Allawi Accuses Maliki of Turning Iraq Into ‘Sectarian Autocracy’

Says Maliki Threatening Iraqiya Leaders

Former Iraqi Prime Minister Ayad Allawi has co-authored article in the New York Times today, along with fellow Iraqiya members Osama al-Nujaifi (Iraq’s parliament speaker) and Finance Minister Rafe al-Essawi, warning that Prime Minister Nouri al-Maliki is taking the nation down the path of “sectarian autocracy.

Tensions have been on the rise in Iraq since Maliki ordered the arrest of his Sunni Vice President Tareq al-Hashemi as a terrorist, leading the mostly Sunni Iraqiya and both major Kurdish blocs to withdraw from the government.

Maliki’s efforts to centralize power, and his warnings that those blocs that withdraw from the government won’t be allowed to participate in Iraqi politics any long, have many openly wondering if he is following Saddam Hussein’s example in his style of rule.

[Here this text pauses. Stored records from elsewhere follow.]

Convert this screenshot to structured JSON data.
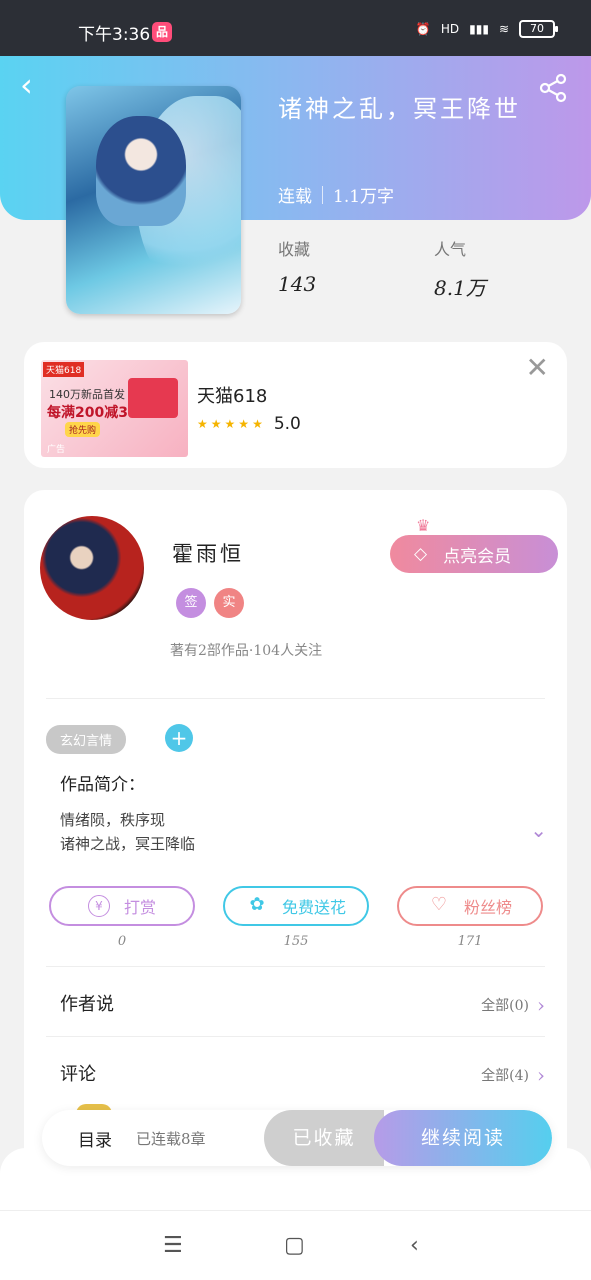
{
  "status_bar": {
    "time": "下午3:36",
    "app_icon_text": "品",
    "hd": "HD",
    "battery": "70"
  },
  "book": {
    "title": "诸神之乱，冥王降世",
    "status": "连载",
    "word_count": "1.1万字",
    "stats": [
      {
        "label": "收藏",
        "value": "143"
      },
      {
        "label": "人气",
        "value": "8.1万"
      }
    ]
  },
  "ad": {
    "image_lines": [
      "天猫618",
      "140万新品首发",
      "每满200减30",
      "抢先购",
      "广告"
    ],
    "name": "天猫618",
    "rating": "5.0",
    "stars": 5
  },
  "author": {
    "name": "霍雨恒",
    "badges": [
      "签",
      "实"
    ],
    "info": "著有2部作品·104人关注",
    "vip_button": "点亮会员"
  },
  "genre_tag": "玄幻言情",
  "intro": {
    "label": "作品简介：",
    "lines": [
      "情绪陨，秩序现",
      "诸神之战，冥王降临"
    ]
  },
  "actions": [
    {
      "label": "打赏",
      "count": "0",
      "color": "#c48ee0"
    },
    {
      "label": "免费送花",
      "count": "155",
      "color": "#40c8e6"
    },
    {
      "label": "粉丝榜",
      "count": "171",
      "color": "#ee8b8b"
    }
  ],
  "sections": [
    {
      "title": "作者说",
      "more": "全部(0)"
    },
    {
      "title": "评论",
      "more": "全部(4)"
    }
  ],
  "bottom_bar": {
    "toc": "目录",
    "toc_sub": "已连载8章",
    "collected": "已收藏",
    "continue": "继续阅读"
  },
  "colors": {
    "header_start": "#5ad3f2",
    "header_end": "#bd98ea",
    "accent_purple": "#b088d6"
  },
  "icons": [
    "back-icon",
    "share-icon",
    "close-icon",
    "crown-icon",
    "diamond-icon",
    "plus-icon",
    "chevron-down-icon",
    "yen-icon",
    "flower-icon",
    "fans-icon",
    "chevron-right-icon",
    "menu-icon",
    "home-icon",
    "back-nav-icon"
  ]
}
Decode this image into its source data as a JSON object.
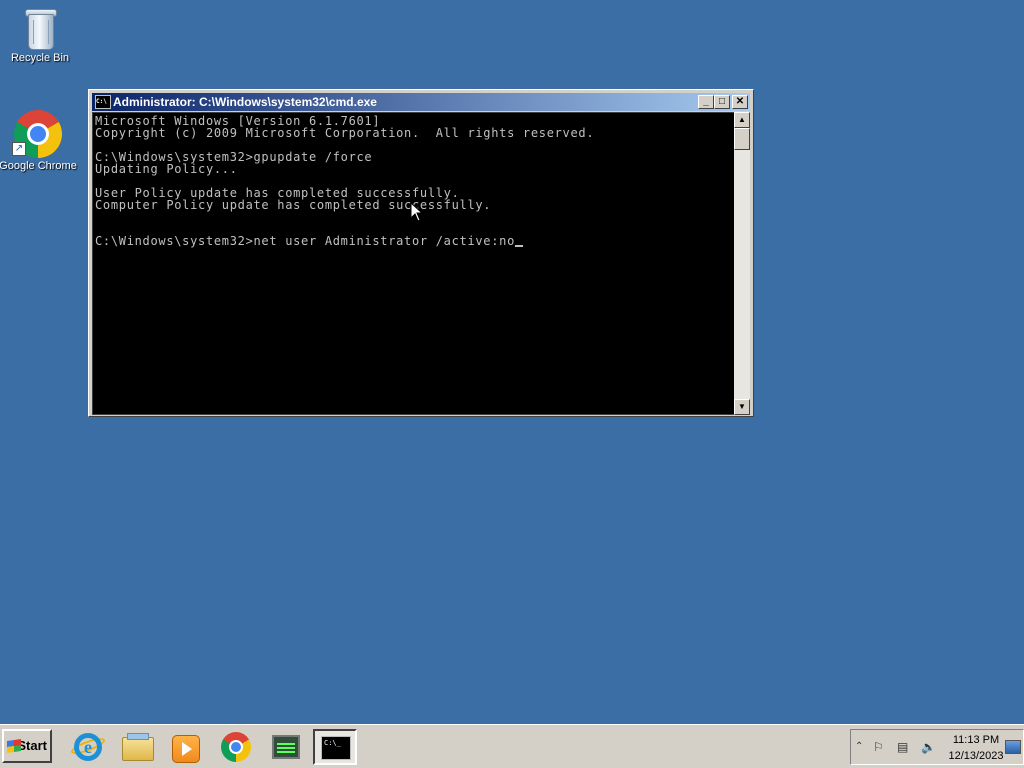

Interestingly, however, most Iraqis are so fatigued by the political circus of Iraq during US occupation that many see the latest row as a cynical “political theater” aimed at keeping Iraqis uncertain while the regime continues to fail at bringing basic security to the nation.

Efforts at negotiating some sort of direct talks on the situation still aren’t successful, with Allawi saying he will only take part if Kurdish leaders and Moqtada al-Sadr do, and Kurdistan’s President Barzani refusing to travel to Baghdad over fear that Maliki would arrest him.

Author: Jason Ditz

Jason Ditz is Senior Editor for He has 20 years of experience in foreign policy research and his work has appeared in The American Conservative, Responsible Statecraft, Forbes, Toronto Star, Minneapolis Star-Tribune, Providence Journal, Washington Times, and the Detroit Free Press.